The country's climatologists had got too used to expensive information access systems and had no idea the ARGO research could be obtained for free, he said. "Few have shown an interest in the data because they are not used to things being free of charge"."

This is an interesting question. Big funding need usually signifies the value of the research. And, between the lines it says, that research institutions are not interested in saving government money if they can spend it.

In fact, the situation may uncover some important problems:

1. HOW TO VALUE THE SOCIAL CAPITAL? This would be the benefit to societies wealth and welfare - present and future - of a program or research, if the costs of carrying it out can be kept very low. The market value would seem to dictate a fractionally low amount, clearly not the real value of such a research.

2. HOW TO FUND SUCH A LOW COST PROJECT? It would still require a multitude of highly priced brains and people-years.

3. HOW TO PASS ON THE BENEFITS? Regardless how we may calculate it, and what is the exact amount, there are clear and massive cost savings to made here. A research team may only be incentives to go low cost in a market value environment IF THEY GET BONUSES IN LINE WITH THE MASSIVE SAVINGS they make. But some of the monetary savings may also need to be passed on to Society,--- perhaps in a form of less related taxes.

So here is a thought: If big research is funded by taxpayers' money, wouldn't it make sense to pass on the savings back to the taxpayer at the end of the financial year when big savings WERE made that did not deter from value adding, but added even bigger value to society? ...Perhaps splitting the benefits as a percentage bonus to researchers and tax cut to the tax payer...

Question is: savings compared to what?

If each year, a certain percentage of the GDP - but not below a certain absolute minimum amount - would be designated to research, and scientists would propose cheaper ways of carrying it out while adding MORE value to society, this could work quite nicely.

Each project could have a long 3-year account and a short half-year account.

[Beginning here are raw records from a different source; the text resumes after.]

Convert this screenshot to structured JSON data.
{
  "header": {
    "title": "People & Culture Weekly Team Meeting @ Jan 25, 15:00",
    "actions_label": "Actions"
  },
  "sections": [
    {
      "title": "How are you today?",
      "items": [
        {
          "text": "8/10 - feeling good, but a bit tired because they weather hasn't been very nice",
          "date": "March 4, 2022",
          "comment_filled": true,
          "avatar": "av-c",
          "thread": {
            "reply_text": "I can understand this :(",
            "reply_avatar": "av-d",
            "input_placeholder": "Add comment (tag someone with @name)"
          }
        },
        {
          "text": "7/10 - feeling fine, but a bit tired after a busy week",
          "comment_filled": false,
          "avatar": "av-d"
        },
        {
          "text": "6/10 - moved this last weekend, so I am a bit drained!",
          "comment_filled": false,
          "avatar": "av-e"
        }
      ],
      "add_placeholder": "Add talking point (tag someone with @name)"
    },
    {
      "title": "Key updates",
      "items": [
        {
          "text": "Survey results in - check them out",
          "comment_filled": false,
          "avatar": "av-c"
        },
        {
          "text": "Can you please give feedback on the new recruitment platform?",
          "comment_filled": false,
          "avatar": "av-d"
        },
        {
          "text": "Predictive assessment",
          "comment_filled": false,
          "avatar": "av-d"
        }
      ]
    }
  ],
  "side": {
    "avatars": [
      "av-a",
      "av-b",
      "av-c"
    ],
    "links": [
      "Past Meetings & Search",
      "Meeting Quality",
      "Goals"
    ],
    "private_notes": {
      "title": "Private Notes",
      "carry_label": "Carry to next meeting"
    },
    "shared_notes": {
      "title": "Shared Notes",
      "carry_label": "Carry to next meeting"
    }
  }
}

Savings would be calculated every six month, and realized savings passed on IMMEDIATELY to tax payer and scientists, who could then use it to pay it as bonus or re-invest for more future social capital savings.

You may say this is a little presumptuous when financial years are whole length periods and calculating mid-way makes little sense. However, I suggest that with the climate change crisis unfolding and requiring more emergency response type techniques, such an accounting will be a matter of when not if.